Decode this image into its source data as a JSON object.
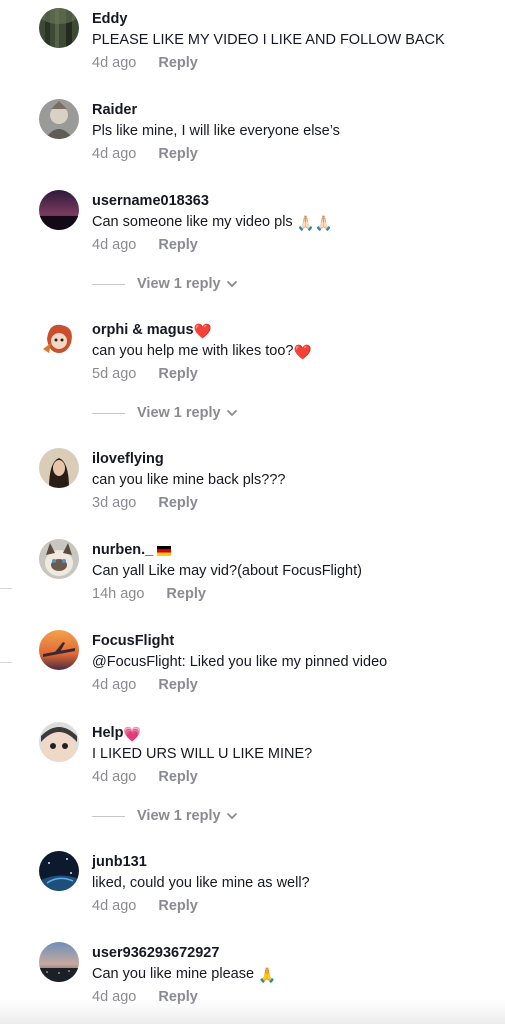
{
  "comments": [
    {
      "username": "Eddy",
      "text": "PLEASE LIKE MY VIDEO I LIKE AND FOLLOW BACK",
      "time": "4d ago",
      "reply_label": "Reply",
      "avatar": "forest-avatar"
    },
    {
      "username": "Raider",
      "text": "Pls like mine, I will like everyone else’s",
      "time": "4d ago",
      "reply_label": "Reply",
      "avatar": "character-avatar"
    },
    {
      "username": "username018363",
      "text": "Can someone like my video pls",
      "text_emoji": "🙏🏻🙏🏻",
      "time": "4d ago",
      "reply_label": "Reply",
      "avatar": "sunset-avatar",
      "view_replies": "View 1 reply"
    },
    {
      "username": "orphi & magus",
      "username_emoji": "❤️",
      "text": "can you help me with likes too?",
      "text_emoji": "❤️",
      "time": "5d ago",
      "reply_label": "Reply",
      "avatar": "anime-avatar",
      "view_replies": "View 1 reply"
    },
    {
      "username": "iloveflying",
      "text": "can you like mine back pls???",
      "time": "3d ago",
      "reply_label": "Reply",
      "avatar": "person-avatar"
    },
    {
      "username": "nurben._",
      "username_emoji": "🇩🇪",
      "text": "Can yall Like may vid?(about FocusFlight)",
      "time": "14h ago",
      "reply_label": "Reply",
      "avatar": "cat-avatar"
    },
    {
      "username": "FocusFlight",
      "text": "@FocusFlight: Liked you like my pinned video",
      "time": "4d ago",
      "reply_label": "Reply",
      "avatar": "airplane-avatar"
    },
    {
      "username": "Help",
      "username_emoji": "💗",
      "text": "I LIKED URS WILL U LIKE MINE?",
      "time": "4d ago",
      "reply_label": "Reply",
      "avatar": "face-avatar",
      "view_replies": "View 1 reply"
    },
    {
      "username": "junb131",
      "text": "liked, could you like mine as well?",
      "time": "4d ago",
      "reply_label": "Reply",
      "avatar": "space-avatar"
    },
    {
      "username": "user936293672927",
      "text": "Can you like mine please",
      "text_emoji": "🙏",
      "time": "4d ago",
      "reply_label": "Reply",
      "avatar": "cityscape-avatar"
    }
  ],
  "colors": {
    "text": "#161823",
    "muted": "#8a8b91",
    "divider": "#c7c8cc"
  }
}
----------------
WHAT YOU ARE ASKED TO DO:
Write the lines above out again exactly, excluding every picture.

RESPONSE BELOW:
Decode this image into its source data as a JSON object.
{
  "comments": [
    {
      "username": "Eddy",
      "text": "PLEASE LIKE MY VIDEO I LIKE AND FOLLOW BACK",
      "time": "4d ago",
      "reply_label": "Reply",
      "avatar": "forest-avatar"
    },
    {
      "username": "Raider",
      "text": "Pls like mine, I will like everyone else’s",
      "time": "4d ago",
      "reply_label": "Reply",
      "avatar": "character-avatar"
    },
    {
      "username": "username018363",
      "text": "Can someone like my video pls",
      "text_emoji": "🙏🏻🙏🏻",
      "time": "4d ago",
      "reply_label": "Reply",
      "avatar": "sunset-avatar",
      "view_replies": "View 1 reply"
    },
    {
      "username": "orphi & magus",
      "username_emoji": "❤️",
      "text": "can you help me with likes too?",
      "text_emoji": "❤️",
      "time": "5d ago",
      "reply_label": "Reply",
      "avatar": "anime-avatar",
      "view_replies": "View 1 reply"
    },
    {
      "username": "iloveflying",
      "text": "can you like mine back pls???",
      "time": "3d ago",
      "reply_label": "Reply",
      "avatar": "person-avatar"
    },
    {
      "username": "nurben._",
      "username_emoji": "🇩🇪",
      "text": "Can yall Like may vid?(about FocusFlight)",
      "time": "14h ago",
      "reply_label": "Reply",
      "avatar": "cat-avatar"
    },
    {
      "username": "FocusFlight",
      "text": "@FocusFlight: Liked you like my pinned video",
      "time": "4d ago",
      "reply_label": "Reply",
      "avatar": "airplane-avatar"
    },
    {
      "username": "Help",
      "username_emoji": "💗",
      "text": "I LIKED URS WILL U LIKE MINE?",
      "time": "4d ago",
      "reply_label": "Reply",
      "avatar": "face-avatar",
      "view_replies": "View 1 reply"
    },
    {
      "username": "junb131",
      "text": "liked, could you like mine as well?",
      "time": "4d ago",
      "reply_label": "Reply",
      "avatar": "space-avatar"
    },
    {
      "username": "user936293672927",
      "text": "Can you like mine please",
      "text_emoji": "🙏",
      "time": "4d ago",
      "reply_label": "Reply",
      "avatar": "cityscape-avatar"
    }
  ],
  "colors": {
    "text": "#161823",
    "muted": "#8a8b91",
    "divider": "#c7c8cc"
  }
}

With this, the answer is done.